"""

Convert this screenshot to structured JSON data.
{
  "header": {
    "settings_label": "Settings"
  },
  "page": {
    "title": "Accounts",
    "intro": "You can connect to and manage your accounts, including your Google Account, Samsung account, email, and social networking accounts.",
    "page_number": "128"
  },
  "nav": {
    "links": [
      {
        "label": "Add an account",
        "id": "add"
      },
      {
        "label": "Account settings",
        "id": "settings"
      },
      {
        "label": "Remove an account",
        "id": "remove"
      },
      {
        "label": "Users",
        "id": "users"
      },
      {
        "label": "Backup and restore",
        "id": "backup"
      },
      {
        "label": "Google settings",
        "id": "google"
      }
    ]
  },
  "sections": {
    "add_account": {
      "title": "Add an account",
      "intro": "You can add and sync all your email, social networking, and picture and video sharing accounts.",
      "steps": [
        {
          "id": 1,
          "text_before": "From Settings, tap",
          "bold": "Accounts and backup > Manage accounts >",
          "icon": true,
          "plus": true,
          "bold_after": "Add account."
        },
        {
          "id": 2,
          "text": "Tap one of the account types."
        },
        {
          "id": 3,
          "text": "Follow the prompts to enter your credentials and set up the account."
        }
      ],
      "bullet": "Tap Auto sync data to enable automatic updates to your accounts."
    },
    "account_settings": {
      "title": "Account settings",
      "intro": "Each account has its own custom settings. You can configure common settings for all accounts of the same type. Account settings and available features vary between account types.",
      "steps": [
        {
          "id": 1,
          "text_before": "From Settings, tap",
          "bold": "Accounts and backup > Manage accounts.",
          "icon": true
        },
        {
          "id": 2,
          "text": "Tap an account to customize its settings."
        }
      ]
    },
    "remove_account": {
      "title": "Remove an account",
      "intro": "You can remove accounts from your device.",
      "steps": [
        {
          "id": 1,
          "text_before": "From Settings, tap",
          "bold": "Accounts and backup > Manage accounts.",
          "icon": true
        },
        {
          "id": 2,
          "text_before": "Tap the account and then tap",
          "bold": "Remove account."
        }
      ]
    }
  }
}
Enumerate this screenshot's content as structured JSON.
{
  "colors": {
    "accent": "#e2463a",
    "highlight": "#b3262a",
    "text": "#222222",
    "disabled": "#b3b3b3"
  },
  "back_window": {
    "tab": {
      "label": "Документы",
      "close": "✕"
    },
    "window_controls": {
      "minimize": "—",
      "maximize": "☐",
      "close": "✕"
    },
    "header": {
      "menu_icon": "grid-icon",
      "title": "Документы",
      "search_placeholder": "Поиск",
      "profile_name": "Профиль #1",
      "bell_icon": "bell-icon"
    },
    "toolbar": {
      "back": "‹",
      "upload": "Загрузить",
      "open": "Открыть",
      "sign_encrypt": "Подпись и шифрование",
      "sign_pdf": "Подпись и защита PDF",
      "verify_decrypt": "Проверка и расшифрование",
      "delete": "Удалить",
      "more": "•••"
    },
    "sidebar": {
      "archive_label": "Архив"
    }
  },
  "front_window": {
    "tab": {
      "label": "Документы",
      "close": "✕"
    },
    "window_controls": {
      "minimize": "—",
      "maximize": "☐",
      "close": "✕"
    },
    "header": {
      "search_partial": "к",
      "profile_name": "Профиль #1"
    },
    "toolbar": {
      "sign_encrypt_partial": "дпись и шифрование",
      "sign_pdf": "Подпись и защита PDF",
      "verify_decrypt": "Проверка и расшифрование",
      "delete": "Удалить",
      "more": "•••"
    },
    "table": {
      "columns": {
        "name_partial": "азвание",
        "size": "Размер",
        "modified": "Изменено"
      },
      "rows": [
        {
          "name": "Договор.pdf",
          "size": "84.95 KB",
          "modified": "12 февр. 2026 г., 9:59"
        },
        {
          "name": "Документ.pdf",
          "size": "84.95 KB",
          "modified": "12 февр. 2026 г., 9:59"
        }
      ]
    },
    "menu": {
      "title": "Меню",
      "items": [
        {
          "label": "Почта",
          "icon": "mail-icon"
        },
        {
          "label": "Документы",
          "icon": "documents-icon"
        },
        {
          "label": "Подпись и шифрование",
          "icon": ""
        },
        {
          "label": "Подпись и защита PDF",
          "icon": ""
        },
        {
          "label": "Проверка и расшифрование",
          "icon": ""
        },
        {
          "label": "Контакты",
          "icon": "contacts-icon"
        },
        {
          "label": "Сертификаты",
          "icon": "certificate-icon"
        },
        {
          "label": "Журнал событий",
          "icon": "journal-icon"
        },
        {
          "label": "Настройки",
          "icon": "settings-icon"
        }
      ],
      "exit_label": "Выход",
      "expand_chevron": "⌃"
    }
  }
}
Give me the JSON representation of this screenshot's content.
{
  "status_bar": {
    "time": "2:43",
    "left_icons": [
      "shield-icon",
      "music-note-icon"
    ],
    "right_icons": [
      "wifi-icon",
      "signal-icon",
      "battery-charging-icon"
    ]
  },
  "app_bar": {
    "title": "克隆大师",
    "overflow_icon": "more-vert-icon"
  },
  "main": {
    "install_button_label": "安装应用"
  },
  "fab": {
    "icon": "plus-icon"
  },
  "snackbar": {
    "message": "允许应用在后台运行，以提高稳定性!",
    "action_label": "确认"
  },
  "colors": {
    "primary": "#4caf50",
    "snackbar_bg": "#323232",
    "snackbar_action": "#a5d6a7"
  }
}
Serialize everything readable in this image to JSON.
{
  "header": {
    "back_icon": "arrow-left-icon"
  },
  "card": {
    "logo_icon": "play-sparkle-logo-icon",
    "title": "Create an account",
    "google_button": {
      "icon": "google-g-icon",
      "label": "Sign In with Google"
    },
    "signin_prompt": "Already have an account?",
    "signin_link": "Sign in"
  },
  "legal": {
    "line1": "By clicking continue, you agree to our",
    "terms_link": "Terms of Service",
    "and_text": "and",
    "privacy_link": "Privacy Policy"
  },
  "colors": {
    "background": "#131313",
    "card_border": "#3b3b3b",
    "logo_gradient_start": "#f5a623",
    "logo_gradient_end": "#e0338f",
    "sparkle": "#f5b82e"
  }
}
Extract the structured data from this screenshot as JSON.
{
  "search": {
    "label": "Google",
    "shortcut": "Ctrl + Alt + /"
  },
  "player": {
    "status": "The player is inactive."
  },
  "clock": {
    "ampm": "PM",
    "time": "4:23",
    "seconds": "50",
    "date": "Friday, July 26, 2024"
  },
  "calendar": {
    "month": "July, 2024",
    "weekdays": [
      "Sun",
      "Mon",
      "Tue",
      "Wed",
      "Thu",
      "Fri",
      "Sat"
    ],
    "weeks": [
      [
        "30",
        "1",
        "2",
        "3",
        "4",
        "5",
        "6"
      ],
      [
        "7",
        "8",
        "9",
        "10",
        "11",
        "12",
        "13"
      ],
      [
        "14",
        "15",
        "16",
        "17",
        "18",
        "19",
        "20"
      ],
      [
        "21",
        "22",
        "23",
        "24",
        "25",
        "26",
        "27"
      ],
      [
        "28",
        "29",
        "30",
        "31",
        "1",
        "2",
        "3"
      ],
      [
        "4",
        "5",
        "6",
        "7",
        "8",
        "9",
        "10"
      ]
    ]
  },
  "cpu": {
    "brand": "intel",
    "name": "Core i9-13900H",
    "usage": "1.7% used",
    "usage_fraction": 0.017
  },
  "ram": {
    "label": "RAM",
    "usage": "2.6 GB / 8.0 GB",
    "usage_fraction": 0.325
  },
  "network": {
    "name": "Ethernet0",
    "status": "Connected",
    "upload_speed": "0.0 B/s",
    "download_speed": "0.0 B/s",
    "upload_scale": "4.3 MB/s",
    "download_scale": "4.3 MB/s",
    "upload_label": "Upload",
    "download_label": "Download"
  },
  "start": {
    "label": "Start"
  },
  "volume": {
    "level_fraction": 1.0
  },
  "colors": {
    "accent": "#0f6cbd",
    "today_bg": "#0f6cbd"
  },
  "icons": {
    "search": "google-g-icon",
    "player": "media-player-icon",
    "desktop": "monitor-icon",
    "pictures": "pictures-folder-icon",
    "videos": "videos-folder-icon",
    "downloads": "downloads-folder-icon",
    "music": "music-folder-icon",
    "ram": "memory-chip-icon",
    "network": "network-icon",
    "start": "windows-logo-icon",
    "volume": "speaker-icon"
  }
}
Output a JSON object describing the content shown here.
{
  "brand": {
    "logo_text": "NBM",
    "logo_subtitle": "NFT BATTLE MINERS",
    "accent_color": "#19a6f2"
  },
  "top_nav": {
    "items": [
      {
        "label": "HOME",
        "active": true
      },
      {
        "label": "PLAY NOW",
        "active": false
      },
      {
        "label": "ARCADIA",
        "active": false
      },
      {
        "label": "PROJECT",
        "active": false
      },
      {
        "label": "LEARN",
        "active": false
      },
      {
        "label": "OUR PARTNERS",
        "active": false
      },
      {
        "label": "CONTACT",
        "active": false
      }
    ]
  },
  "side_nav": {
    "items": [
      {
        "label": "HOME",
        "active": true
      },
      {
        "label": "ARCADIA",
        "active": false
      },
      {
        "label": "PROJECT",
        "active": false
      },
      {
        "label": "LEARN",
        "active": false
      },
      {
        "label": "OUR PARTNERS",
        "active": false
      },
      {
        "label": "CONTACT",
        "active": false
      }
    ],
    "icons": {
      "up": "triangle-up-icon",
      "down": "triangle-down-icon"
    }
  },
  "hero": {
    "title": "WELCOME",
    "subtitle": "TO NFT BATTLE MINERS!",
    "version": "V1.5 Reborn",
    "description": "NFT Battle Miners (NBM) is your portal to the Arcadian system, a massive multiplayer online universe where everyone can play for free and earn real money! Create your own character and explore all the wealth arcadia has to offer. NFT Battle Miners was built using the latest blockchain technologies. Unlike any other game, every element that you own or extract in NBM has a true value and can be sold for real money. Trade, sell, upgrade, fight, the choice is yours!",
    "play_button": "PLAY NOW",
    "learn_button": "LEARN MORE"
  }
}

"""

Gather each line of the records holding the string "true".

          "icon": true,
          "plus": true,
          "icon": true
          "icon": true
        "active": true
        "active": true
    "description": "NFT Battle Miners (NBM) is your portal to the Arcadian system, a massive multiplayer online universe where everyone can play for free and earn real money! Create your own character and explore all the wealth arcadia has to offer. NFT Battle Miners was built using the latest blockchain technologies. Unlike any other game, every element that you own or extract in NBM has a true value and can be sold for real money. Trade, sell, upgrade, fight, the choice is yours!",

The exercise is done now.